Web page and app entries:
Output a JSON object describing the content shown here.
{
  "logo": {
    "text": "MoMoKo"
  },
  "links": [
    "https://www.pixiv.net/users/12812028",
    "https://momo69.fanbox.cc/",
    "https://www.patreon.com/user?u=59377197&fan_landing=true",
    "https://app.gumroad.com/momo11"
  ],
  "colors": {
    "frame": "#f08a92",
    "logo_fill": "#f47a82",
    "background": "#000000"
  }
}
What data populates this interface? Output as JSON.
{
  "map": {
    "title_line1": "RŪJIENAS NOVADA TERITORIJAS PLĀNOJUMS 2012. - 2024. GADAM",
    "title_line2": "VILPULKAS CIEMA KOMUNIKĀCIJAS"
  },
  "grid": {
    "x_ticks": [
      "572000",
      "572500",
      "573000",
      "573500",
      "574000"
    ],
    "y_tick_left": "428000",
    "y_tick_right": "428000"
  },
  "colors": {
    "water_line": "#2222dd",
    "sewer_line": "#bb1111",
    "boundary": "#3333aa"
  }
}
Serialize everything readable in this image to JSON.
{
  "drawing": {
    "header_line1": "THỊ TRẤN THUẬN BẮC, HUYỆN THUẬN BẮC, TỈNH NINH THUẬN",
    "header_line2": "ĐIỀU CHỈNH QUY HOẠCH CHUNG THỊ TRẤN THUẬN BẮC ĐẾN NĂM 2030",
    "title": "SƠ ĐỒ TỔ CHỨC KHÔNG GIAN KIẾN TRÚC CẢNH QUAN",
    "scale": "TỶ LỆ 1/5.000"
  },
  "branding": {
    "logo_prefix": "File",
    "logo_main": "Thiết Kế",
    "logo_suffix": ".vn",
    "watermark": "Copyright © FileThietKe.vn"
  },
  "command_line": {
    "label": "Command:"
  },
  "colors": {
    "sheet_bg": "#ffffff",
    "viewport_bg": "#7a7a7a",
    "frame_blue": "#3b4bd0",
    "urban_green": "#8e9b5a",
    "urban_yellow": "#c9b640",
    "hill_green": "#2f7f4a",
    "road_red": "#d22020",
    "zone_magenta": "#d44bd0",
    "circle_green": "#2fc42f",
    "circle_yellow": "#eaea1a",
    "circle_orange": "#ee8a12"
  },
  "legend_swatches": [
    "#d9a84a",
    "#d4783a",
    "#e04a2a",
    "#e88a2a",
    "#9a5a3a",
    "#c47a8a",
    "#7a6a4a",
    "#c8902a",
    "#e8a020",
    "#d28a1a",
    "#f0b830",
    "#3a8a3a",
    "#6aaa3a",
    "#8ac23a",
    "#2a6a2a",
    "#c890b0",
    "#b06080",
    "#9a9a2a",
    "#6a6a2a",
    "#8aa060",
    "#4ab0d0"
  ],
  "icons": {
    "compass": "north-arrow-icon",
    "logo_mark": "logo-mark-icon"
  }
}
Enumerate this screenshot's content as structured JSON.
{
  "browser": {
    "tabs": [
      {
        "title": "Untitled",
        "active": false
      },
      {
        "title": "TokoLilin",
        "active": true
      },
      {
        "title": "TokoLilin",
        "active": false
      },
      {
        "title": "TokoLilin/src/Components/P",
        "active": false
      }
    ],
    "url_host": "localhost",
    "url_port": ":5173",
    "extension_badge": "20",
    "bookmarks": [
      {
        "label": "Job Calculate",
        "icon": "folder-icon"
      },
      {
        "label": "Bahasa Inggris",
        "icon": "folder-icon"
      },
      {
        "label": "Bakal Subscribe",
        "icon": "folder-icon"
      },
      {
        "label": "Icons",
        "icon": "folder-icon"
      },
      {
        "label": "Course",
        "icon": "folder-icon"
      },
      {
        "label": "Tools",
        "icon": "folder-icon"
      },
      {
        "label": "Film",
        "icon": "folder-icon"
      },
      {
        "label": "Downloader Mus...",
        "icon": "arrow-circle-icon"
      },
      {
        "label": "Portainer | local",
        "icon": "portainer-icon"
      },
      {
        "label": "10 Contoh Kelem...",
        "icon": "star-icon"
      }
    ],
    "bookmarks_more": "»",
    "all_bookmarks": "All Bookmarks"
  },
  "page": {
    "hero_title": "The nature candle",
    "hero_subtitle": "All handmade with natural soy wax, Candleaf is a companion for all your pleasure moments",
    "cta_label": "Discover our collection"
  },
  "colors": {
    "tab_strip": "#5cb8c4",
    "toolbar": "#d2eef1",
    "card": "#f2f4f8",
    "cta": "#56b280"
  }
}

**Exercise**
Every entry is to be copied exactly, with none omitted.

**Your response**
Output a JSON object describing the content shown here.
{
  "logo": {
    "text": "MoMoKo"
  },
  "links": [
    "https://www.pixiv.net/users/12812028",
    "https://momo69.fanbox.cc/",
    "https://www.patreon.com/user?u=59377197&fan_landing=true",
    "https://app.gumroad.com/momo11"
  ],
  "colors": {
    "frame": "#f08a92",
    "logo_fill": "#f47a82",
    "background": "#000000"
  }
}
What data populates this interface? Output as JSON.
{
  "map": {
    "title_line1": "RŪJIENAS NOVADA TERITORIJAS PLĀNOJUMS 2012. - 2024. GADAM",
    "title_line2": "VILPULKAS CIEMA KOMUNIKĀCIJAS"
  },
  "grid": {
    "x_ticks": [
      "572000",
      "572500",
      "573000",
      "573500",
      "574000"
    ],
    "y_tick_left": "428000",
    "y_tick_right": "428000"
  },
  "colors": {
    "water_line": "#2222dd",
    "sewer_line": "#bb1111",
    "boundary": "#3333aa"
  }
}
Serialize everything readable in this image to JSON.
{
  "drawing": {
    "header_line1": "THỊ TRẤN THUẬN BẮC, HUYỆN THUẬN BẮC, TỈNH NINH THUẬN",
    "header_line2": "ĐIỀU CHỈNH QUY HOẠCH CHUNG THỊ TRẤN THUẬN BẮC ĐẾN NĂM 2030",
    "title": "SƠ ĐỒ TỔ CHỨC KHÔNG GIAN KIẾN TRÚC CẢNH QUAN",
    "scale": "TỶ LỆ 1/5.000"
  },
  "branding": {
    "logo_prefix": "File",
    "logo_main": "Thiết Kế",
    "logo_suffix": ".vn",
    "watermark": "Copyright © FileThietKe.vn"
  },
  "command_line": {
    "label": "Command:"
  },
  "colors": {
    "sheet_bg": "#ffffff",
    "viewport_bg": "#7a7a7a",
    "frame_blue": "#3b4bd0",
    "urban_green": "#8e9b5a",
    "urban_yellow": "#c9b640",
    "hill_green": "#2f7f4a",
    "road_red": "#d22020",
    "zone_magenta": "#d44bd0",
    "circle_green": "#2fc42f",
    "circle_yellow": "#eaea1a",
    "circle_orange": "#ee8a12"
  },
  "legend_swatches": [
    "#d9a84a",
    "#d4783a",
    "#e04a2a",
    "#e88a2a",
    "#9a5a3a",
    "#c47a8a",
    "#7a6a4a",
    "#c8902a",
    "#e8a020",
    "#d28a1a",
    "#f0b830",
    "#3a8a3a",
    "#6aaa3a",
    "#8ac23a",
    "#2a6a2a",
    "#c890b0",
    "#b06080",
    "#9a9a2a",
    "#6a6a2a",
    "#8aa060",
    "#4ab0d0"
  ],
  "icons": {
    "compass": "north-arrow-icon",
    "logo_mark": "logo-mark-icon"
  }
}
Enumerate this screenshot's content as structured JSON.
{
  "browser": {
    "tabs": [
      {
        "title": "Untitled",
        "active": false
      },
      {
        "title": "TokoLilin",
        "active": true
      },
      {
        "title": "TokoLilin",
        "active": false
      },
      {
        "title": "TokoLilin/src/Components/P",
        "active": false
      }
    ],
    "url_host": "localhost",
    "url_port": ":5173",
    "extension_badge": "20",
    "bookmarks": [
      {
        "label": "Job Calculate",
        "icon": "folder-icon"
      },
      {
        "label": "Bahasa Inggris",
        "icon": "folder-icon"
      },
      {
        "label": "Bakal Subscribe",
        "icon": "folder-icon"
      },
      {
        "label": "Icons",
        "icon": "folder-icon"
      },
      {
        "label": "Course",
        "icon": "folder-icon"
      },
      {
        "label": "Tools",
        "icon": "folder-icon"
      },
      {
        "label": "Film",
        "icon": "folder-icon"
      },
      {
        "label": "Downloader Mus...",
        "icon": "arrow-circle-icon"
      },
      {
        "label": "Portainer | local",
        "icon": "portainer-icon"
      },
      {
        "label": "10 Contoh Kelem...",
        "icon": "star-icon"
      }
    ],
    "bookmarks_more": "»",
    "all_bookmarks": "All Bookmarks"
  },
  "page": {
    "hero_title": "The nature candle",
    "hero_subtitle": "All handmade with natural soy wax, Candleaf is a companion for all your pleasure moments",
    "cta_label": "Discover our collection"
  },
  "colors": {
    "tab_strip": "#5cb8c4",
    "toolbar": "#d2eef1",
    "card": "#f2f4f8",
    "cta": "#56b280"
  }
}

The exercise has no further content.